After a slight ignition delay, the Maltese Cannabis Authority has finally communicated the criteria for opening a Cannabis Club in Malta.
The application procedure will be open from February 28. The Minister Delegate for Reforms, Rebecca Buttigieg, together with the Authority for Responsible Cannabis Use, Leonid McKay, stressed that it was the first legal framework of its type in Europe, noting that it was of a “pioneering” legal approach.
Here’s everything you need to know about Maltese Cannabis Clubs.
How to open a Cannabis Club in Malta?
You will have to pay at least €1,000 to apply for the opening of a Cannabis Club in Malta. Approval will be based on a dossier and an interview. Any license granted will be valid for one year. Each organization needs two founders, who do not need Maltese nationality. Club directors must, however, have been Maltese residents for at least five years.
Each Cannabis Club will be responsible for the entire cannabis supply chain, from seed to sale. Clubs will be required to grow their own cannabis and may not purchase it from a third party or another Club.
Each club must already have a place to apply as well as a cultural space, indoor or outdoor, without public visibility. Grow sites will need to meet certain criteria, such as a dedicated CCTV system and a ventilation system.

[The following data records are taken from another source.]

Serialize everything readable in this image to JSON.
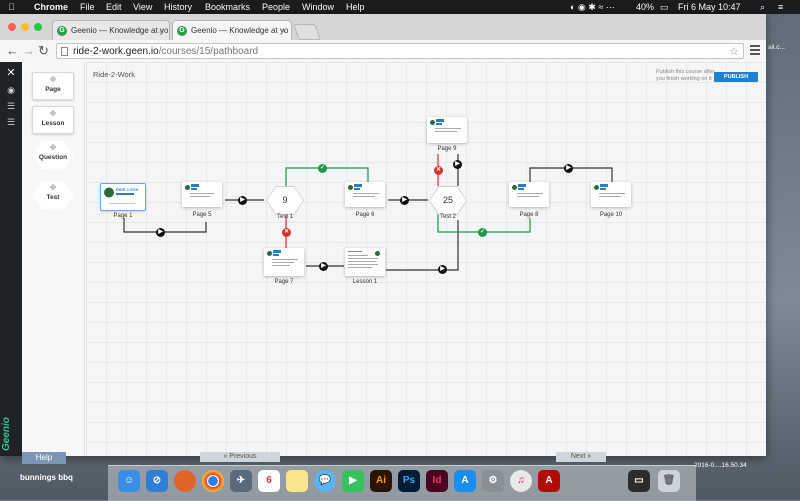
{
  "menubar": {
    "apple": "",
    "app": "Chrome",
    "items": [
      "File",
      "Edit",
      "View",
      "History",
      "Bookmarks",
      "People",
      "Window",
      "Help"
    ],
    "battery": "40%",
    "datetime": "Fri 6 May  10:47"
  },
  "browser": {
    "tabs": [
      {
        "title": "Geenio — Knowledge at yo"
      },
      {
        "title": "Geenio — Knowledge at yo"
      }
    ],
    "url_host": "ride-2-work.geen.io",
    "url_path": "/courses/15/pathboard"
  },
  "palette": {
    "items": [
      {
        "label": "Page"
      },
      {
        "label": "Lesson"
      },
      {
        "label": "Question"
      },
      {
        "label": "Test"
      }
    ]
  },
  "app": {
    "course_title": "Ride-2-Work",
    "publish_hint": "Publish this course after you finish working on it",
    "publish_button": "PUBLISH",
    "brand": "Geenio"
  },
  "nodes": {
    "page1": {
      "label": "Page 1",
      "logo_text": "RIDE 2 SCHOOL"
    },
    "page5": {
      "label": "Page 5"
    },
    "test1": {
      "label": "Test 1",
      "value": "9"
    },
    "page6": {
      "label": "Page 6"
    },
    "test2": {
      "label": "Test 2",
      "value": "25"
    },
    "page9": {
      "label": "Page 9"
    },
    "page8": {
      "label": "Page 8"
    },
    "page10": {
      "label": "Page 10"
    },
    "page7": {
      "label": "Page 7"
    },
    "lesson1": {
      "label": "Lesson 1"
    }
  },
  "badges": {
    "play": "▶",
    "ok": "✓",
    "fail": "✕"
  },
  "colors": {
    "pass": "#1a9a48",
    "fail": "#d9302c",
    "link": "#333333",
    "publish": "#1f7fd0"
  },
  "underlying": {
    "help": "Help",
    "previous": "« Previous",
    "next": "Next »",
    "desktop_label": "bunnings bbq",
    "file_label": "2016-0....16.50.34",
    "bg_file": "ail.c..."
  },
  "dock": [
    {
      "name": "finder-icon"
    },
    {
      "name": "safari-icon"
    },
    {
      "name": "firefox-icon"
    },
    {
      "name": "chrome-icon"
    },
    {
      "name": "migrate-icon"
    },
    {
      "name": "calendar-icon",
      "text": "6"
    },
    {
      "name": "notes-icon"
    },
    {
      "name": "messages-icon"
    },
    {
      "name": "facetime-icon"
    },
    {
      "name": "illustrator-icon",
      "text": "Ai"
    },
    {
      "name": "photoshop-icon",
      "text": "Ps"
    },
    {
      "name": "indesign-icon",
      "text": "Id"
    },
    {
      "name": "appstore-icon"
    },
    {
      "name": "preferences-icon"
    },
    {
      "name": "itunes-icon"
    },
    {
      "name": "acrobat-icon"
    },
    {
      "name": "terminal-icon"
    },
    {
      "name": "trash-icon"
    }
  ]
}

Seeds will be obtainable in the European Union as well as other approved jurisdictions. There will be no limit to the number of seeds that can be purchased.
All clubs must be located 250 meters from schools and youth centers, but can also be set up in residential areas.
Clubs will not be able to advertise cannabis, and club names that include any form of promotional term – for example Happy Cannabis Smoke Malta – may be rejected for promotional reasons.
Clubs should strive to sell their cannabis at a lower price than the black market. There will be no price cap and no THC cap. However, there will be no pre-rolled joints for sale. Clubs will also be able to sell cannabis-related gear, like grinders, and can serve drinks, but not alcohol.
Each club may hold up to 500 grams on its premises. Cannabis quantity caps will be determined by the number of members of each club, with the cap increasing as the number of members increases.
Each club may have a maximum of 500 members, with an individual being a member of only one club at a time.
A percentage of the registration fee will be dedicated to risk reduction. A tax will be paid on the profits made. Discussions are still ongoing with the VAT Commissioner as to whether VAT will be applied to cannabis.
Anyone found to be in breach of any of the above rules and criteria will be warned by warning letters before taking action by suspending or revoking the club license and confiscating the goods.